The Boris brouhaha of course is based not on our EU membership but who will lead the Conservative Party afterwards which is presumably why he waited so long to make public his view. He waited to see how the ducks lined up before calculating which was the strongest position from which to launch his leadership bid. He is gambling the answer is Leave. I certainly think there’s a strong chance Cameron will have to Leave whichever way the vote goes because this is the final showdown for the Tories on the dividing issue of the decades. Whoever is on the losing side is unlikely to forgive what is said during the next few months, leaving a wounded and factionalised party led by a man who plans to stand down before 2020 regardless.

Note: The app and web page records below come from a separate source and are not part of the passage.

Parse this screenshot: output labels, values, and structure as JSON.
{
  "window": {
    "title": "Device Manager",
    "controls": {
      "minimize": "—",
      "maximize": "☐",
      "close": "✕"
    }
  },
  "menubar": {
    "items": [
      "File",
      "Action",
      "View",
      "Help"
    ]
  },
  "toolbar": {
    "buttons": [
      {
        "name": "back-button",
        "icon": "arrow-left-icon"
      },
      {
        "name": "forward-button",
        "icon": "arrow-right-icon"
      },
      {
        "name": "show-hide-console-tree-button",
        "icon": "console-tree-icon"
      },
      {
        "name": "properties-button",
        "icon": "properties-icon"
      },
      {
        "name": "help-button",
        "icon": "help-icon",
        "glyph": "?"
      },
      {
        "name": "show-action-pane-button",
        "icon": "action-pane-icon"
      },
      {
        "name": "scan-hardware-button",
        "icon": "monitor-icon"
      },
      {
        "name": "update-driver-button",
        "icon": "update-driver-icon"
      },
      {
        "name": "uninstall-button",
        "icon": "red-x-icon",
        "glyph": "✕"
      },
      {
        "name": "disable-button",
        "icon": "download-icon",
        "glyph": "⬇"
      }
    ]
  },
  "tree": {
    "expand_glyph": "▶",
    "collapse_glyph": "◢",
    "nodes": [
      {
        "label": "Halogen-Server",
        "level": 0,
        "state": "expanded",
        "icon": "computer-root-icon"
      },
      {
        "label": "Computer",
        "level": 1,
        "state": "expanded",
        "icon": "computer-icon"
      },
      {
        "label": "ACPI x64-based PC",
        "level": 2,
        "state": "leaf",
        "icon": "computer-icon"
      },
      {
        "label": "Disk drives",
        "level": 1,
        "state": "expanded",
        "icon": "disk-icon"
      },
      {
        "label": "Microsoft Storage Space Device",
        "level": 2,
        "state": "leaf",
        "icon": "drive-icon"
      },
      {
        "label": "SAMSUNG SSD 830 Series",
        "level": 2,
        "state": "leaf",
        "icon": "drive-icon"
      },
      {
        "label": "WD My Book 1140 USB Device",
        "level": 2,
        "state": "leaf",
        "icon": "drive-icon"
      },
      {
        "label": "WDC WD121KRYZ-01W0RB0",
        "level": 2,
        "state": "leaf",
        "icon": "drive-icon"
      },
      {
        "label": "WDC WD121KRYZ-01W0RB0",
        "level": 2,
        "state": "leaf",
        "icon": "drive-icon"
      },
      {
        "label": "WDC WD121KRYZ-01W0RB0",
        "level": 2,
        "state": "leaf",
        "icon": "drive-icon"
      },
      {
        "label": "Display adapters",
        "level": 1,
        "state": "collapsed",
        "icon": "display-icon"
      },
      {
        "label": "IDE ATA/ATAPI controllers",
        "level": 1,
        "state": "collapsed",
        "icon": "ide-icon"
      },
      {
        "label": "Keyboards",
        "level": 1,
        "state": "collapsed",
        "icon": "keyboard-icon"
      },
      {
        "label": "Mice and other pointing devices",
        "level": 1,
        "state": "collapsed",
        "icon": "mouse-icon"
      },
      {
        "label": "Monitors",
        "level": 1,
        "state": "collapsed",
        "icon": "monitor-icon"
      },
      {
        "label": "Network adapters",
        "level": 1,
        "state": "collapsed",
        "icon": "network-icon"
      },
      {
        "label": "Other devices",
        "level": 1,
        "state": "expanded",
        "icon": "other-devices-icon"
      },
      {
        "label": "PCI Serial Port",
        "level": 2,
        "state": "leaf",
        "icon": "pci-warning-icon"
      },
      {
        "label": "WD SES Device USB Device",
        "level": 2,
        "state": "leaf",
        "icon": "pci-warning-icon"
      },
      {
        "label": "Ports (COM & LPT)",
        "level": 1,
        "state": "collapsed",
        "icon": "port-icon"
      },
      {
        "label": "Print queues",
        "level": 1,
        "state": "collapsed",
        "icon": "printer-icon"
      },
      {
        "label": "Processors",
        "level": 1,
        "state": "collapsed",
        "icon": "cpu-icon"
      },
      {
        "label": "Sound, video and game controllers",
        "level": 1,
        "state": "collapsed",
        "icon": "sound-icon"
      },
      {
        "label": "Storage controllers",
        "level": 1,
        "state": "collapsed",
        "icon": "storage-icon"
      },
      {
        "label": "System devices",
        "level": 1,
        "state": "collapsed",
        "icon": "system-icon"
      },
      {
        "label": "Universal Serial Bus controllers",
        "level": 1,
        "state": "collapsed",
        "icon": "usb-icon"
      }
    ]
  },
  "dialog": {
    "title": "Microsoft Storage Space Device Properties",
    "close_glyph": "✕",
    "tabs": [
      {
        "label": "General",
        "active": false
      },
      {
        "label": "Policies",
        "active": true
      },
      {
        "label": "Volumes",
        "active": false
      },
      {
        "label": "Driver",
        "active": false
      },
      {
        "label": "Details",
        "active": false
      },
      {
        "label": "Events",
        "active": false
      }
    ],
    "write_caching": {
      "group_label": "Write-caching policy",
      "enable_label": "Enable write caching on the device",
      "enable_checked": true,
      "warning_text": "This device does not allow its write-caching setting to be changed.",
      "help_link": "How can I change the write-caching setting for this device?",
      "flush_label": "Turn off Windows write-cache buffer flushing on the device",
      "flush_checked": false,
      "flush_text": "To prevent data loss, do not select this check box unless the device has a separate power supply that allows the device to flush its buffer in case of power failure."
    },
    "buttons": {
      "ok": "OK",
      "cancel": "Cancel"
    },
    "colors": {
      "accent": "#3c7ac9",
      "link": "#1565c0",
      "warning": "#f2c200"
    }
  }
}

The rest of us will now be treated to the depths of neocon thinking as the right-wing exposes its xenophobia, its small-minded nationalism and contempt for civil rights.

If you want an insight into what kind of Britain the Tories plan once released from those pesky constraints of Brussels, the House of Commons Library has produced a briefing document on Brexit. In just one policy area it advises: Withdrawal from the EU would allow for change to the following areas of employment law, which stem largely from Europe: annual leave, agency worker rights, part-time worker rights, fixed-term worker rights, collective redundancy, paternity, maternity and parental leave, protection of employment upon the transfer of a business and anti-discrimination legislation. Now ask yourself what you imagine a Tory government would do with that lot if it were freed from ensuring workers’ rights.

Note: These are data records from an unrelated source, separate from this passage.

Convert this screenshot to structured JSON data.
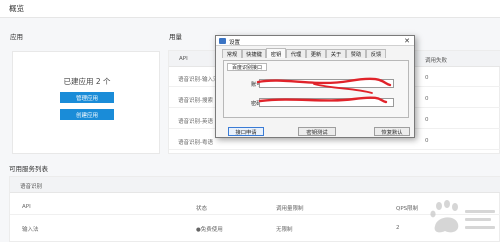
{
  "page": {
    "title": "概览"
  },
  "apps": {
    "section_label": "应用",
    "count_text": "已建应用 2 个",
    "manage_button": "管理应用",
    "create_button": "创建应用"
  },
  "usage": {
    "section_label": "用量",
    "col_api": "API",
    "col_fail": "调用失败",
    "rows": [
      {
        "label": "语音识别-输入法",
        "value": "0"
      },
      {
        "label": "语音识别-搜索",
        "value": "0"
      },
      {
        "label": "语音识别-英语",
        "value": "0"
      },
      {
        "label": "语音识别-粤语",
        "value": "0"
      }
    ]
  },
  "services": {
    "title": "可用服务列表",
    "group": "语音识别",
    "headers": {
      "api": "API",
      "status": "状态",
      "limit": "调用量限制",
      "qps": "QPS限制"
    },
    "row": {
      "api": "输入法",
      "status": "●免费使用",
      "limit": "无限制",
      "qps": "2"
    }
  },
  "dialog": {
    "title": "设置",
    "close": "✕",
    "tabs": [
      "常规",
      "快捷键",
      "密钥",
      "代理",
      "更新",
      "关于",
      "赞助",
      "反馈"
    ],
    "active_tab": "密钥",
    "group_tab": "百度识别接口",
    "key_label": "账号：",
    "key_value": "",
    "secret_label": "密码：",
    "secret_value": "",
    "btn_apply": "接口申请",
    "btn_test": "密钥测试",
    "btn_reset": "恢复默认"
  },
  "colors": {
    "accent": "#1a8cd8",
    "redaction": "#e0232a",
    "dialog_focus": "#3a7bd5"
  },
  "icons": {
    "app_icon": "settings-app-icon",
    "close_icon": "close-icon",
    "watermark": "baidu-paw-watermark"
  }
}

As I have noted before, employees already have no rights if they have less than two years qualifying experience. For unfair dismissal it costs £1,200 for your day in court. We have an epidemic of zero hour contracts, low minimum wage, dismal unemployment benefits and un-livable pensions. How low could these people go with total control?

We now face the devil’s dilemma of apparently backing either Cameron’s niggardly and resentful ‘special relationship’ with Brussels or the Brexit No Deal. Each of these is so far from my view of the European Union that it feels like I’m intruding in an internal Tory Party event. I resent that deeply. My EU has always been based on social solidarity that brings together people of different cultures in a common enterprise. It established common rights that override the temporary impositions of national governments to set the European continent on a course of raising levels, guaranteeing the means of prosperity and development. It was about civilisation not commercialisation. The plan was to equalise standards across all countries allowing safety and security for people and goods. The EU was a way to float all boats.

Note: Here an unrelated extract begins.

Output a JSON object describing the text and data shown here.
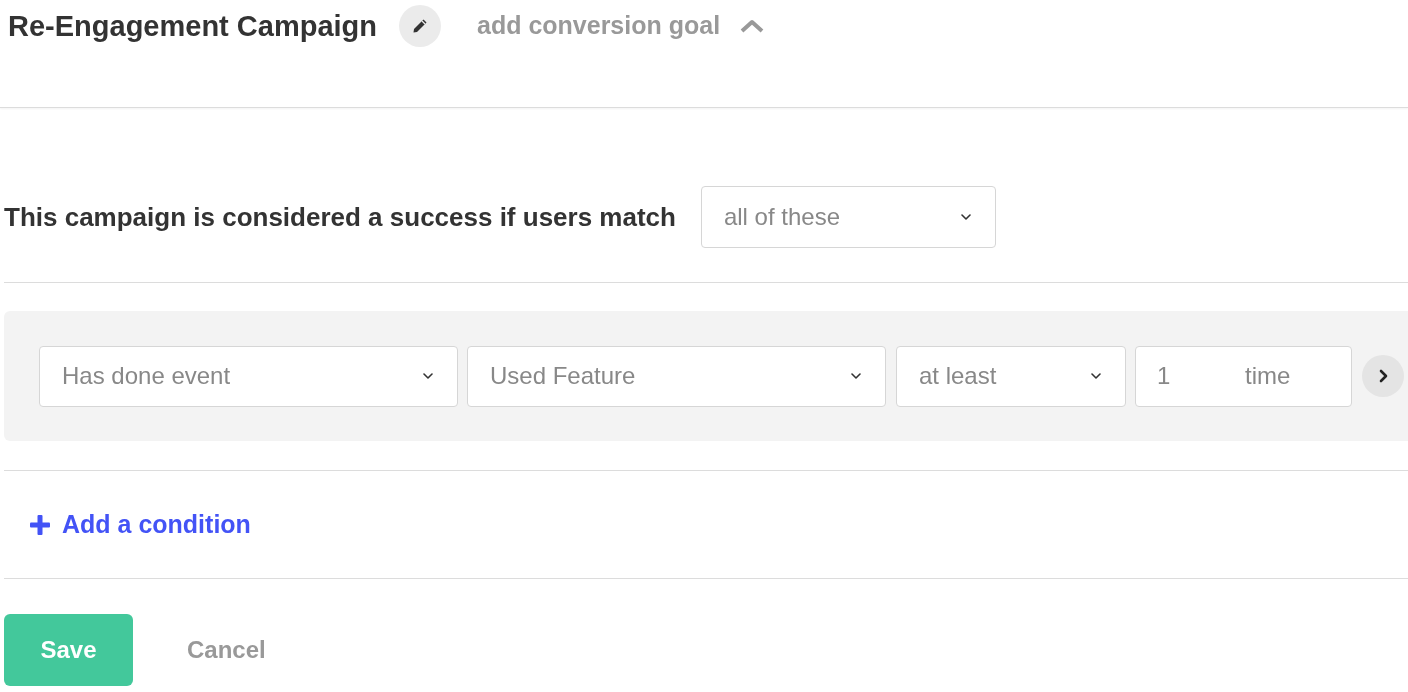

Sadly, in recent years, we have corporatism open to TTIP, bankers crushing people, a rush to transform without caution on currency and enlargement and the emergence of corrupt figures like Barroso making up policy like some national dictator.

The answer to this is not partial withdrawal or penalising migrants and certainly not a windy promise not to engage in deeper union. It is accountability and democracy, both glaringly absent from the current institutions. We are being offered a false prospectus by the Tories, one we need to expose for the un-European sham it is. I look to the SNP to create a Scottish agenda based on the their vision of the EU not that of an anti-foreigner Dad’s Army of Britnat Bigots.

Yet such a move will inevitably distract from the job of presenting their case for the Holyrood election, a confusion we can do without. Some adroit crafting will be required to hone a winning message.

Or is it possible that a scunnered electorate will treat the Tories with the contempt they deserve and reaffirm their intention to put Scotland before all other considerations with resounding double votes for the SNP and a Scottish Yes to the referendum? Sometimes the issues seem so huge and complicated that a simple and clear answer that dispels nuance and doubt seems the right response. The Scots have learned to use the electoral system even if Westminster chooses not to hear. And in its way, this is an historic moment, one when we can put both Scottish national interest and European internationalism to the fore in one summer of politics. For Scotland and Europe, eh?